This level of abstraction is great for getting a scalable product out the window quickly and to not have to worry about the operational tasks. It usually have a steeper price tag than the lower levels explained above, but we also have to take into account all the time that is saved. It’s not uncommon to have to put At least 50% of the time into operations tasks when managing the full stack by yourself.
You can try App Engine for this type of platform.

Software as a service, SaaS

This includes fully managed products such as monitoring and debugging dashboards, authentication solutions, invoicing services and analytics. We can benefit from these services instead of having to host and develop all of it from scratch or hosting it ourselves. We can keep to our core business domain instead, it’s the ultimate time saver but it also brings the highest cost in form of usage fees and subscriptions.
See for example Stackdriver on how to outsource the monitoring of your services.


There are many levels of abstraction to choose from, and many more abbreviations than explained here. What a cloud provider offers can vary greatly, so can the implementation details behind them. But in general when selecting what solution to build on, take into account what stage the development is in, the complexity of the problem and experience of the developers. Try to focus on the problem at hand and benefit from existing solutions as much as possible.
As an example, I like to start with building on App Engine, moving parts to Container Engine when more flexibility is required and finally leverage the ultimate flexibilty from Compute Engine for any remaining requirements or optimization tasks.

I believe a common misconception when moving to the cloud is to try and solve the same problems of yesterday in the new environment, instead of making it cloud aware. Take the traditional Wordpress service as an example, it’s easy to start thinking about a need to share the disk volume between many instances. Or that PHP sessions requires a sticky route on the load balancer. This type of setup is not built with a dynamic cloud or distributed service in mind.

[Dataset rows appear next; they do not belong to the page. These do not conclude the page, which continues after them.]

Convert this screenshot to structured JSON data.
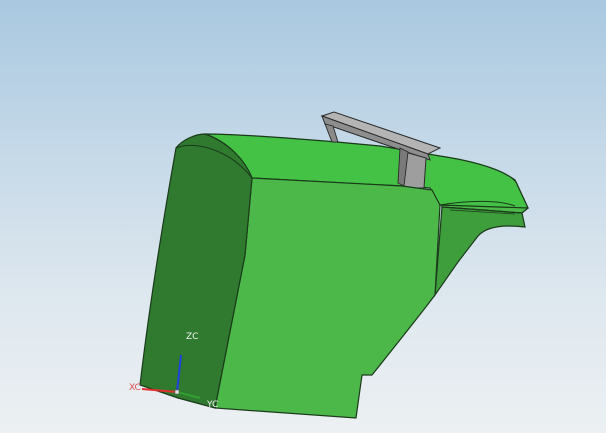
{
  "viewport": {
    "background_top": "#a9c8e0",
    "background_bottom": "#ecf0f3"
  },
  "model": {
    "body_color": "#4cb84a",
    "top_surface_color": "#44c044",
    "side_color": "#2d7a2e",
    "bracket_color": "#9a9a9a",
    "edge_color": "#1a3a1a"
  },
  "triad": {
    "x_label": "XC",
    "y_label": "YC",
    "z_label": "ZC",
    "x_color": "#e03030",
    "y_color": "#30a030",
    "z_color": "#2040e0",
    "x_label_color": "#e05050",
    "label_color": "#f4f4f4"
  }
}
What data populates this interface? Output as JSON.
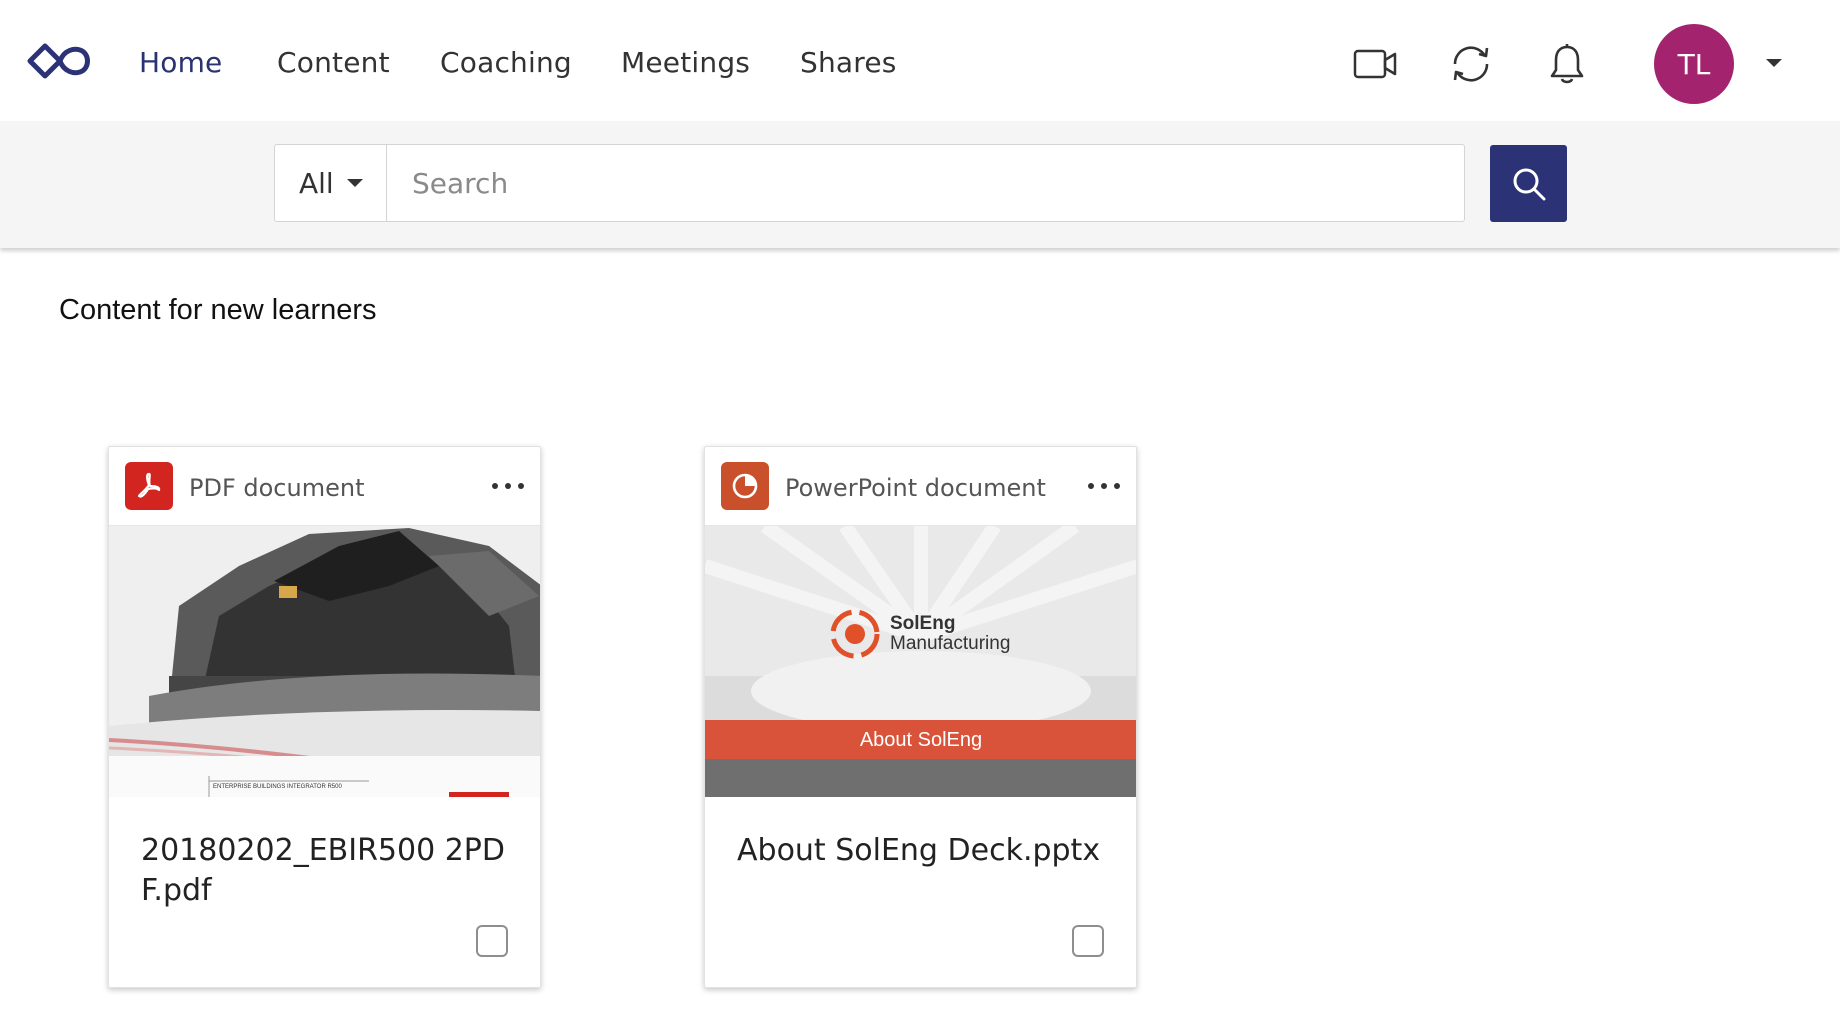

The state does not necessarily have to be shared directly by using the disk volume. We could use a separate database (possibly managed by the provider) for saving blog entries, object storage for uploaded media and memcache for sessions. Now we’re only left with the rendering of the pages or the “Wordpress API”, which is much easier to scale and does not rely on its local disk for sharing state or the complexity of synchronizing this volume between multiple instances. We could take it even further and move the sessions and rendering up to the client, only fetching the actual content from an exposed API. But that’s a different blog post.

You can try all of these different solutions for free with the USD $300 trial at Google Cloud, happy hacking!